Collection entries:

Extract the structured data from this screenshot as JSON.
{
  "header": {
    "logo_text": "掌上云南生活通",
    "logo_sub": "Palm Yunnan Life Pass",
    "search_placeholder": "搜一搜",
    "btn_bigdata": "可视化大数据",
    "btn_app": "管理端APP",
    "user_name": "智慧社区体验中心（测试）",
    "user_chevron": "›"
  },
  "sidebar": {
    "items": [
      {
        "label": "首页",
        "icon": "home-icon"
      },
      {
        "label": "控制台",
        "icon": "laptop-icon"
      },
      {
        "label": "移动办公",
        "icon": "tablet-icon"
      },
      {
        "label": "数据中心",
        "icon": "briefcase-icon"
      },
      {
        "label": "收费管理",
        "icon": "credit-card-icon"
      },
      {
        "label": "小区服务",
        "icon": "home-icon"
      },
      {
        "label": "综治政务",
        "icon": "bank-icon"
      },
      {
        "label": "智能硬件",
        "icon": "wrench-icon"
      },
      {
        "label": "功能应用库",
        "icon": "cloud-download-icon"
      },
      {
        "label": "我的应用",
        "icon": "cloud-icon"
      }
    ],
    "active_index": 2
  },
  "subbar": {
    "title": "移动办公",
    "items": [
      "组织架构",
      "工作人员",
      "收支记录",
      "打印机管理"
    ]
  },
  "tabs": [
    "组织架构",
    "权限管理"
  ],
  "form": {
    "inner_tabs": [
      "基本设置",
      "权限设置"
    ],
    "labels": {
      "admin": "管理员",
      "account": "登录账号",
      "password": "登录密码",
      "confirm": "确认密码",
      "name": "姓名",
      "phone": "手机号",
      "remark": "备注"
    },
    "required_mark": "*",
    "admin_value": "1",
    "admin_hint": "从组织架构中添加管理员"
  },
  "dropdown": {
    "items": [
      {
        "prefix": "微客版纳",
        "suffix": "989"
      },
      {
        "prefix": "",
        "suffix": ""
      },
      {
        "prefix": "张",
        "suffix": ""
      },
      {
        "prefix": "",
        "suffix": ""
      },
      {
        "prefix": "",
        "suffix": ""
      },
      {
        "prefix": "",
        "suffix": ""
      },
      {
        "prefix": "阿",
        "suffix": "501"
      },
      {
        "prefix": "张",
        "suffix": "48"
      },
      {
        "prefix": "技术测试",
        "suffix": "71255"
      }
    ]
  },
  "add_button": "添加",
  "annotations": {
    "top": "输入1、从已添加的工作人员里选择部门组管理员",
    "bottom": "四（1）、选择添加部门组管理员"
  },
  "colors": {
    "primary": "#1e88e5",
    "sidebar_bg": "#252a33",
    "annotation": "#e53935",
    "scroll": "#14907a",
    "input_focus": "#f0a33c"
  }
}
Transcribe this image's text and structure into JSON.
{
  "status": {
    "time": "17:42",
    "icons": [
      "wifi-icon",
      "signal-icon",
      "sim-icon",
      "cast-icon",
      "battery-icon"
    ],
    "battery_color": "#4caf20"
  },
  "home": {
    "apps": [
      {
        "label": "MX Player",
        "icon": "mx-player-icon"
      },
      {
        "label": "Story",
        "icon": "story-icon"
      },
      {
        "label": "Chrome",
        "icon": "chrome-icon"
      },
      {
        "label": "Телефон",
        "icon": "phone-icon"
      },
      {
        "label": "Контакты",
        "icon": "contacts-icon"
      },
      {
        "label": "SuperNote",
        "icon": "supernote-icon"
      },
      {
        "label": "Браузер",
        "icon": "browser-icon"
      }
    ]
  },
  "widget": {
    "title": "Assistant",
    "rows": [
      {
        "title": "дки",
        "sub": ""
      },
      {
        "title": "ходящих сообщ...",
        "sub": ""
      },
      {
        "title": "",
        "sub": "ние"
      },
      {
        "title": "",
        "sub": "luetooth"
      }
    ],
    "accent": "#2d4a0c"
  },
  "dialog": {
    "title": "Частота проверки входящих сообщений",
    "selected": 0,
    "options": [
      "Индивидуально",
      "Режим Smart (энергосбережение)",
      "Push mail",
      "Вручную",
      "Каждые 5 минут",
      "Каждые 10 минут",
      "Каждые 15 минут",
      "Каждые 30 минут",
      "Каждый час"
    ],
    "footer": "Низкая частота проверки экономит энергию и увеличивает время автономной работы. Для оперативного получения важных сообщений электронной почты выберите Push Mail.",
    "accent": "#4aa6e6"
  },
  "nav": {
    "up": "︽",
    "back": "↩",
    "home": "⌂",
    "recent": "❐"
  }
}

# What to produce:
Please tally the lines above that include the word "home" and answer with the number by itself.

# The answer:
4